BEGIN

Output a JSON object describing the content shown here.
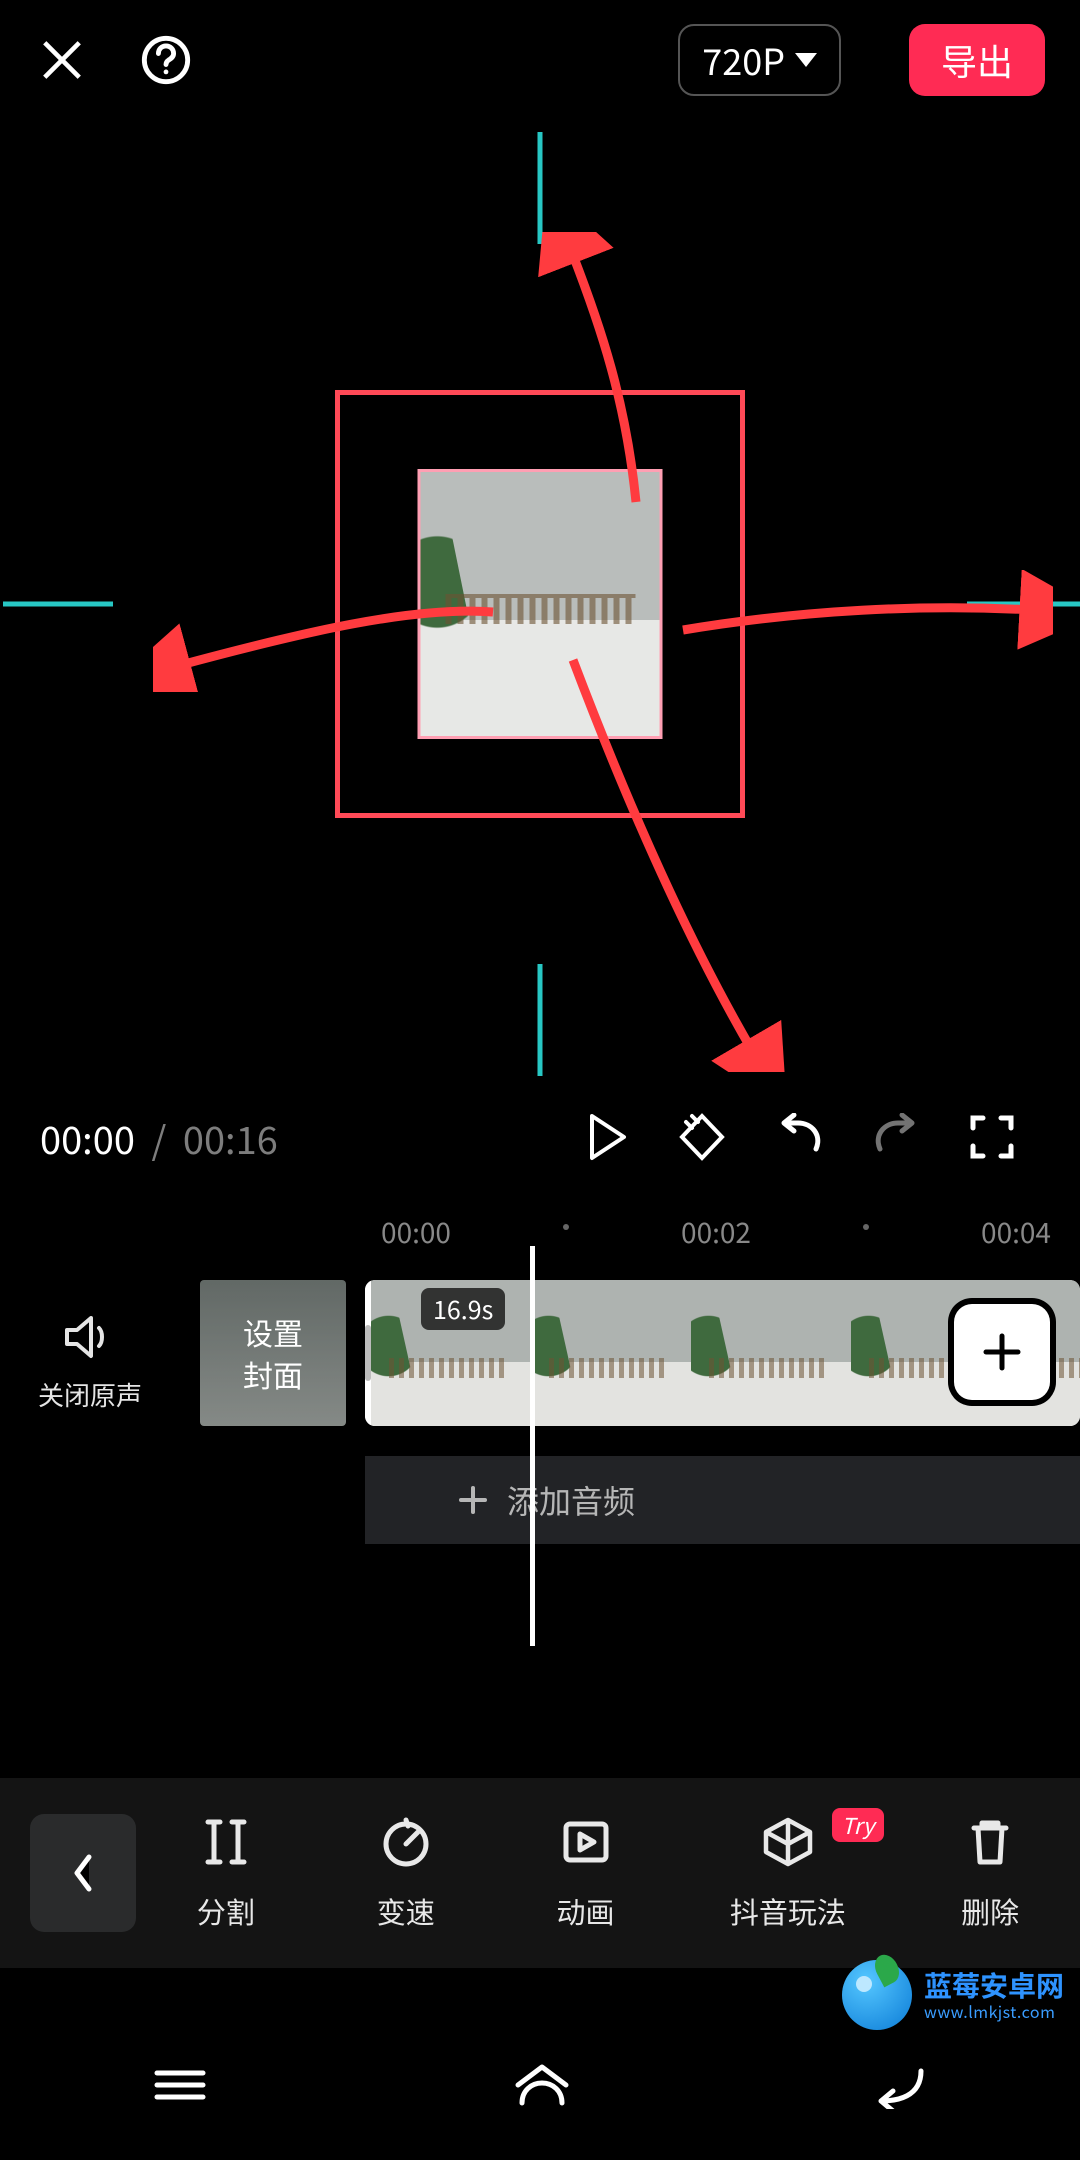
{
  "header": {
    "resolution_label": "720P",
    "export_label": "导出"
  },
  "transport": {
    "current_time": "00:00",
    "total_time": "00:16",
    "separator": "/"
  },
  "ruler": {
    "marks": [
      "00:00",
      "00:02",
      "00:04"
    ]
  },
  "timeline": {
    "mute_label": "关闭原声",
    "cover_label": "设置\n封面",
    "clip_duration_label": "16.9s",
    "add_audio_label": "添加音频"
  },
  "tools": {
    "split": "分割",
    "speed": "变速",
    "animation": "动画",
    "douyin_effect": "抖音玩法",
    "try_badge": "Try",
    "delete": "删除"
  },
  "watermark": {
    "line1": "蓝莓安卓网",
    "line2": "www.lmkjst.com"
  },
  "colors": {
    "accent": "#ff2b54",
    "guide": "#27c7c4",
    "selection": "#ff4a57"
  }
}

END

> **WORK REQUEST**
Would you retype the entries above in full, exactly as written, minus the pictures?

> **THE ANSWER**
Output a JSON object describing the content shown here.
{
  "header": {
    "resolution_label": "720P",
    "export_label": "导出"
  },
  "transport": {
    "current_time": "00:00",
    "total_time": "00:16",
    "separator": "/"
  },
  "ruler": {
    "marks": [
      "00:00",
      "00:02",
      "00:04"
    ]
  },
  "timeline": {
    "mute_label": "关闭原声",
    "cover_label": "设置\n封面",
    "clip_duration_label": "16.9s",
    "add_audio_label": "添加音频"
  },
  "tools": {
    "split": "分割",
    "speed": "变速",
    "animation": "动画",
    "douyin_effect": "抖音玩法",
    "try_badge": "Try",
    "delete": "删除"
  },
  "watermark": {
    "line1": "蓝莓安卓网",
    "line2": "www.lmkjst.com"
  },
  "colors": {
    "accent": "#ff2b54",
    "guide": "#27c7c4",
    "selection": "#ff4a57"
  }
}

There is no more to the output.